**Activity**
Compute how many lines in the data below contain "title"; answer only with that number.

**Records for the task**
--- --- ---

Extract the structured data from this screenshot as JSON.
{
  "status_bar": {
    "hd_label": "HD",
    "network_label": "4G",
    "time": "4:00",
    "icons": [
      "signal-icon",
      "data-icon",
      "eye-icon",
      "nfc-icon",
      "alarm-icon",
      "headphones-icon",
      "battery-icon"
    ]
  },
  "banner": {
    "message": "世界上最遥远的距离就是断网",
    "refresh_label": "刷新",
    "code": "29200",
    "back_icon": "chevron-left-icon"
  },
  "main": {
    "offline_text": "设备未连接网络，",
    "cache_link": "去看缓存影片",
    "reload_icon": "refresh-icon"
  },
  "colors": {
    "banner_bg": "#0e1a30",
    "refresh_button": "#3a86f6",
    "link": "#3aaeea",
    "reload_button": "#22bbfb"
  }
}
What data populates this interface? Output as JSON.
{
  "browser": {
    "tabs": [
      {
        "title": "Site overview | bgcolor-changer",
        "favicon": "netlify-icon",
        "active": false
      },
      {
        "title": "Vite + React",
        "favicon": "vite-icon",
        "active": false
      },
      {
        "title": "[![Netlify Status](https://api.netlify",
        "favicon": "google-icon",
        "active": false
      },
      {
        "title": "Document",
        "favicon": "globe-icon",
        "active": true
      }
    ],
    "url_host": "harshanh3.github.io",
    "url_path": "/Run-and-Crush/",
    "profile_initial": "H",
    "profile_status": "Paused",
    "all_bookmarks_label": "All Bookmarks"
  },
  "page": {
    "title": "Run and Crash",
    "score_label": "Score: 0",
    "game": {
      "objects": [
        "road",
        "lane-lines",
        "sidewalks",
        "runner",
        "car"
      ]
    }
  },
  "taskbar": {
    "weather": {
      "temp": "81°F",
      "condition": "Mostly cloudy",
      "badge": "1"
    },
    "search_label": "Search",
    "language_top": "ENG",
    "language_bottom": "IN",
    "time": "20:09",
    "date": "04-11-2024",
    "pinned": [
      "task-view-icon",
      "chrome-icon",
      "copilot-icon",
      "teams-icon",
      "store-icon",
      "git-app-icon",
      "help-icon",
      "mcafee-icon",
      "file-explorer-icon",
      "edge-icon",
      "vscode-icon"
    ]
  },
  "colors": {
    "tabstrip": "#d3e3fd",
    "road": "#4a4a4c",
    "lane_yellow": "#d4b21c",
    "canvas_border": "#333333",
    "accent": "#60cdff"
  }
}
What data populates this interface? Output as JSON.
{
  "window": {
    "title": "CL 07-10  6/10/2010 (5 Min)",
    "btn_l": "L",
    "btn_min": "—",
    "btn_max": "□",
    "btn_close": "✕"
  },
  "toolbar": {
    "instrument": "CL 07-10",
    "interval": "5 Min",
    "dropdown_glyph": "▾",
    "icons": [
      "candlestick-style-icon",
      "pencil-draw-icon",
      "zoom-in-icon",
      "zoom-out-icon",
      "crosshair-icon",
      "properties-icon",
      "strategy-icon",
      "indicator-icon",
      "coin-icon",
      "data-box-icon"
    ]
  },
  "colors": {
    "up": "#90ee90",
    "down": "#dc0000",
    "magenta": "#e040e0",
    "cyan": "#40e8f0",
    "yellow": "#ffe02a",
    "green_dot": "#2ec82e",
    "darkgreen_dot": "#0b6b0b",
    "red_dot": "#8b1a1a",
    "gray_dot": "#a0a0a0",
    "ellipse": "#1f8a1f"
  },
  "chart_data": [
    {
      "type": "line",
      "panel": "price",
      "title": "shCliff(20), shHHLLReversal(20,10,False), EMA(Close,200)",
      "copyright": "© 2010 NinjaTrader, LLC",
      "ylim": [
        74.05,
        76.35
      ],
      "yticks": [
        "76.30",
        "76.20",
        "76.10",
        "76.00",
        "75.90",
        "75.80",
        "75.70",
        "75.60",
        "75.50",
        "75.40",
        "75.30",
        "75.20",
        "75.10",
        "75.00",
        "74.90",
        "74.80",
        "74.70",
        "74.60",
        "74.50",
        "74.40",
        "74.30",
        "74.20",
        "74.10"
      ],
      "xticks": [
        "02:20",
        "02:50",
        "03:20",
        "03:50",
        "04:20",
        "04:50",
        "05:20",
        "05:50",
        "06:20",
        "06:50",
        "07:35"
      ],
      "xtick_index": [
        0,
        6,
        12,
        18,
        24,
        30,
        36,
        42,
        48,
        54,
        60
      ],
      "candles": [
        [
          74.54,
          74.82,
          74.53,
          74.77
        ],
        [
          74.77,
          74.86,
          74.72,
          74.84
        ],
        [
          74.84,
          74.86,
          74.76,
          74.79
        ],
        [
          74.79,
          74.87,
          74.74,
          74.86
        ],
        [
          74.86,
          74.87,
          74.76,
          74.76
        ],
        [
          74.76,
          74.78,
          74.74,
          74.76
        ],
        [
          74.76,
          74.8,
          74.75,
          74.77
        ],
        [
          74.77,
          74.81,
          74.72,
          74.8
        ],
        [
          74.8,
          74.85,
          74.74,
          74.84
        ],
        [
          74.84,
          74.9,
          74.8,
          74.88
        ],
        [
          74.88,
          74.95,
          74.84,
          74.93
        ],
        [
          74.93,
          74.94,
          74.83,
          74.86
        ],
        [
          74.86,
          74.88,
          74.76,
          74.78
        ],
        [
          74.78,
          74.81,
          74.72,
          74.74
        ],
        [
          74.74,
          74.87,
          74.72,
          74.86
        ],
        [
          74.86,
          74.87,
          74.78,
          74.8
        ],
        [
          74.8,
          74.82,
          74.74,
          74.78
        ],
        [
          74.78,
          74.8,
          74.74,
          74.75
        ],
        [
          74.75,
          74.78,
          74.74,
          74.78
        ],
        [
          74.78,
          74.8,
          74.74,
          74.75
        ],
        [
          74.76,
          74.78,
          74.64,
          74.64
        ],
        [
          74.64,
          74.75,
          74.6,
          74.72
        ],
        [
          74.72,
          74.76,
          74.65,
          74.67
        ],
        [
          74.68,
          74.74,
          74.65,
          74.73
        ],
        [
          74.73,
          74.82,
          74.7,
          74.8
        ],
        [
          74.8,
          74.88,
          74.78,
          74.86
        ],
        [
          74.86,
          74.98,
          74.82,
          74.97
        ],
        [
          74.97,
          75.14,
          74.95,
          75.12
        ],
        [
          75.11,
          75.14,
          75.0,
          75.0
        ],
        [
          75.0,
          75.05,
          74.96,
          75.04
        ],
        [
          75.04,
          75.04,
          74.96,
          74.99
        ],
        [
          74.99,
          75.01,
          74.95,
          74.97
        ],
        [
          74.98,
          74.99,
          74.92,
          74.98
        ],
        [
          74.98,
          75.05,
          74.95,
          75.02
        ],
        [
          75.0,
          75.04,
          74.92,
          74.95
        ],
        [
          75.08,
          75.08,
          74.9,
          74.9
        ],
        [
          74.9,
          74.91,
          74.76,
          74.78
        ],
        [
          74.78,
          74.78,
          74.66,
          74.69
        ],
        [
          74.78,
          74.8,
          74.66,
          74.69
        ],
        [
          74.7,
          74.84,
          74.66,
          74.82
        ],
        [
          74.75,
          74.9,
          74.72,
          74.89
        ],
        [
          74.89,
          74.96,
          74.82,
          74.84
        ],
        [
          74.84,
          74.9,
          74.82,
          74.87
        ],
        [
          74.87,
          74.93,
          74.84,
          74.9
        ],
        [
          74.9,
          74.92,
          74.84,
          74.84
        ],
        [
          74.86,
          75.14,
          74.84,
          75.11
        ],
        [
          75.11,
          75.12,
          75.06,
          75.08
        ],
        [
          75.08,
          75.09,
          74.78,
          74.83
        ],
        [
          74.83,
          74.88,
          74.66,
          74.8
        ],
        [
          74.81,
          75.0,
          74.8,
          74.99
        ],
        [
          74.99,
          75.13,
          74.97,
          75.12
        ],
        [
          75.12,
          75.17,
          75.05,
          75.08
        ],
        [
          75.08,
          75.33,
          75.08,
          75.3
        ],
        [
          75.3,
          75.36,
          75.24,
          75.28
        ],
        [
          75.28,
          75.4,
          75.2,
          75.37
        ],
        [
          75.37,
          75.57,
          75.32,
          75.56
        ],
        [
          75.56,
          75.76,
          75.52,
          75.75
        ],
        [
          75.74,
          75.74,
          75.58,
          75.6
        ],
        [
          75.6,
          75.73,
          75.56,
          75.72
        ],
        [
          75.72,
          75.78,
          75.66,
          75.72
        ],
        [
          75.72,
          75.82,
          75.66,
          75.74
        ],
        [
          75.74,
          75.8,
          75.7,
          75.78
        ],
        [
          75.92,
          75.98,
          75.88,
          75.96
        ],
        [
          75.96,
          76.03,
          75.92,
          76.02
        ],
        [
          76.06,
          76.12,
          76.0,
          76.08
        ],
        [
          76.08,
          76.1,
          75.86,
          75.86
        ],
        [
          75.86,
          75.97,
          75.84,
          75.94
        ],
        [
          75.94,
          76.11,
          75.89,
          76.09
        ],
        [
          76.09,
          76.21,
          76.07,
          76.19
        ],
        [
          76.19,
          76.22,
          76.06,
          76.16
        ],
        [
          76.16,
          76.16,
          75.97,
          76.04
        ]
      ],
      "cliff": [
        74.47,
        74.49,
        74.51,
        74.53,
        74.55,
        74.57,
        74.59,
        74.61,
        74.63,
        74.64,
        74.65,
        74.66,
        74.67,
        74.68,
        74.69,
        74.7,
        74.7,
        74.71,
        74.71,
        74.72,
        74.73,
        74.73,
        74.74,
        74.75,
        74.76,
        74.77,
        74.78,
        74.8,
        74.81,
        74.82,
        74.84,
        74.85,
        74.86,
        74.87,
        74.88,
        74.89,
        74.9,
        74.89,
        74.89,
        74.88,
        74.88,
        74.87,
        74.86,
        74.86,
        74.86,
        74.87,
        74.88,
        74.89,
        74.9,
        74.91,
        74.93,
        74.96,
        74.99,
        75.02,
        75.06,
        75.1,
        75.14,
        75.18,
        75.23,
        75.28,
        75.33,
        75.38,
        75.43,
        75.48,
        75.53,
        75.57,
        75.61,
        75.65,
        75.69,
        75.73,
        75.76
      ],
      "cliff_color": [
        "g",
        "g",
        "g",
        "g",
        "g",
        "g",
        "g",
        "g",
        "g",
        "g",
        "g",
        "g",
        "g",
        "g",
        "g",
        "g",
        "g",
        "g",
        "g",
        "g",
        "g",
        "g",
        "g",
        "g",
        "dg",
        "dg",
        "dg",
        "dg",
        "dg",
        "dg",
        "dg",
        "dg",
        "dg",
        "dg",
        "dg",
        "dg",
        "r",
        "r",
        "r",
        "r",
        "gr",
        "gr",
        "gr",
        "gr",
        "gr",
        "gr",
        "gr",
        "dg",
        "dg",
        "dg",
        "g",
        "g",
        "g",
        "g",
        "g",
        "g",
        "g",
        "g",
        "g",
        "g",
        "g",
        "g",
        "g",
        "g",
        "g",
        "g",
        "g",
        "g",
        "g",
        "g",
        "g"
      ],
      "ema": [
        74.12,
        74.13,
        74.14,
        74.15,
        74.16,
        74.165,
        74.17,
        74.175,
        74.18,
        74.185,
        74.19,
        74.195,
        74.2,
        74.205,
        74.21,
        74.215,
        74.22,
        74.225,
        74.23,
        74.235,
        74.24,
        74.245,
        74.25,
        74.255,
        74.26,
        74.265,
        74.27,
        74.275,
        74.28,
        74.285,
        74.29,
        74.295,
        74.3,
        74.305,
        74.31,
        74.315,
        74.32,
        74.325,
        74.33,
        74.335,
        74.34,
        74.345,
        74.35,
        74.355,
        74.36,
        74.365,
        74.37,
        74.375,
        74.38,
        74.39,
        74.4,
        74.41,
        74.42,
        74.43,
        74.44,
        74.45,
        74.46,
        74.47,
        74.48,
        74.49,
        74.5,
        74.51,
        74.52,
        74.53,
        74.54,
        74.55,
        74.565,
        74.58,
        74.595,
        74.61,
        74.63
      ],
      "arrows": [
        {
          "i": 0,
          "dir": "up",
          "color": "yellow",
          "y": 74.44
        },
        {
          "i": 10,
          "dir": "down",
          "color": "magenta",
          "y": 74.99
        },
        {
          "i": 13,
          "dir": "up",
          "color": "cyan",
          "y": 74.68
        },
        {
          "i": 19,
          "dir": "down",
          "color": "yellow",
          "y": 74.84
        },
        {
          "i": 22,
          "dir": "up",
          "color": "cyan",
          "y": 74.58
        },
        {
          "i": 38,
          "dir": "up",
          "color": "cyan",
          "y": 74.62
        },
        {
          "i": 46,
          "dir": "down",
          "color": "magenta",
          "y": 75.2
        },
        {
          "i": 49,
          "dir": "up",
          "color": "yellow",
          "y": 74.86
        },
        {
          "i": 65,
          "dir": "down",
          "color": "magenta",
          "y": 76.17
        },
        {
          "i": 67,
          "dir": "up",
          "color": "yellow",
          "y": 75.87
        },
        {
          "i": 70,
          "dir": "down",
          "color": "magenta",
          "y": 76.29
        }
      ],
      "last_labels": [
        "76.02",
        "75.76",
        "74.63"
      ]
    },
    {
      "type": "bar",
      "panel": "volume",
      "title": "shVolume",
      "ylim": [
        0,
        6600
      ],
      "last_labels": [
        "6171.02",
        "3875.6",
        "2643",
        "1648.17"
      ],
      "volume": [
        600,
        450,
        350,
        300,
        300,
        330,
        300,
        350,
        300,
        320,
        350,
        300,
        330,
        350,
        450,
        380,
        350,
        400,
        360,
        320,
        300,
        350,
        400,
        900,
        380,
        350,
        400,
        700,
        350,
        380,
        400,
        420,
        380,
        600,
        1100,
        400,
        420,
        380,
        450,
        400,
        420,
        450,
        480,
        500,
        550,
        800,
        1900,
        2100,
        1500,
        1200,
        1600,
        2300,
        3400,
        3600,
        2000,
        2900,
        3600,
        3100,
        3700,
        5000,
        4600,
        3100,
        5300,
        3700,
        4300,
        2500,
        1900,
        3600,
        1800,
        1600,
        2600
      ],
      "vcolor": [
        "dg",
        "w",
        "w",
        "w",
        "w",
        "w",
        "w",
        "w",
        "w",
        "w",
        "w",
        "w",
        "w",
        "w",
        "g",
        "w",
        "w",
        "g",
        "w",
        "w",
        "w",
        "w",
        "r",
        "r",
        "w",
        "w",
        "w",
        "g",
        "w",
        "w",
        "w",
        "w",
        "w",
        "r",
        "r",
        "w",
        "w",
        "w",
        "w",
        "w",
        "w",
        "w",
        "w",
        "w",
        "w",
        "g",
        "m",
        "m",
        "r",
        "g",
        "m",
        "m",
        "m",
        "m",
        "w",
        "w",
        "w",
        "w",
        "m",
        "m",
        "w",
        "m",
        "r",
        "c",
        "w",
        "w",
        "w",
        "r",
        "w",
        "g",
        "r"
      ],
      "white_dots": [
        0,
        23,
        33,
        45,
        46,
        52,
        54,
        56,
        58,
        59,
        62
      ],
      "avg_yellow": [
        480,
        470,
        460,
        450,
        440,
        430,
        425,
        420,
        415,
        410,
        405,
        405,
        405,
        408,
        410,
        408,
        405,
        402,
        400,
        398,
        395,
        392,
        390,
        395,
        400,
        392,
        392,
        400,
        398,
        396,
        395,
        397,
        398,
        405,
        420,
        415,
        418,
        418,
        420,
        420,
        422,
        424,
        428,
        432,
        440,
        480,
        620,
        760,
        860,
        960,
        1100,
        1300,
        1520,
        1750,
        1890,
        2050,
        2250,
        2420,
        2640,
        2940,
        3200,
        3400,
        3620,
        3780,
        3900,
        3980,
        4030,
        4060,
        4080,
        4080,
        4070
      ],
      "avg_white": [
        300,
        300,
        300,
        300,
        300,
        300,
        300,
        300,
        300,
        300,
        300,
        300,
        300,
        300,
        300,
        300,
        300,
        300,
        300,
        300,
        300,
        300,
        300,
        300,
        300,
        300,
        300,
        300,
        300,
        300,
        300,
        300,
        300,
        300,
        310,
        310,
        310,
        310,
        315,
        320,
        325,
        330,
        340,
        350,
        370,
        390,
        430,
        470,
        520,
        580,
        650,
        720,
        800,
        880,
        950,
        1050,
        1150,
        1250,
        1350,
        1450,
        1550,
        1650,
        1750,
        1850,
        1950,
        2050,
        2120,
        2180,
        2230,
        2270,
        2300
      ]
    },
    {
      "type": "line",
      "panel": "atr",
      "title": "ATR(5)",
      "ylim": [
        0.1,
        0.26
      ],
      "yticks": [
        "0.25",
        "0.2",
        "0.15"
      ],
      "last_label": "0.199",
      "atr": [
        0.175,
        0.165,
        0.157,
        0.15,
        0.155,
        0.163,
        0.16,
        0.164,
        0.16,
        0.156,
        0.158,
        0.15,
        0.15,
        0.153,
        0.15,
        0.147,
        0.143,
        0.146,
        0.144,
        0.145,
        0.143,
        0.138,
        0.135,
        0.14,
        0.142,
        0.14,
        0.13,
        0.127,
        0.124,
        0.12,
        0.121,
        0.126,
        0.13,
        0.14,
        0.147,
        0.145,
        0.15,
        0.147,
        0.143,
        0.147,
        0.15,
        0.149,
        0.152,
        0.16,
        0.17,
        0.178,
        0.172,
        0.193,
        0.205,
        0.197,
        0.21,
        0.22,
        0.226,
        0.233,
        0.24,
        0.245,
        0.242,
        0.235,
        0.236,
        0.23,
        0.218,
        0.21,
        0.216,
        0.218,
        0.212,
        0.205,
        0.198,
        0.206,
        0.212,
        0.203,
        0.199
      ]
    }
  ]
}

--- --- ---

**Result**
9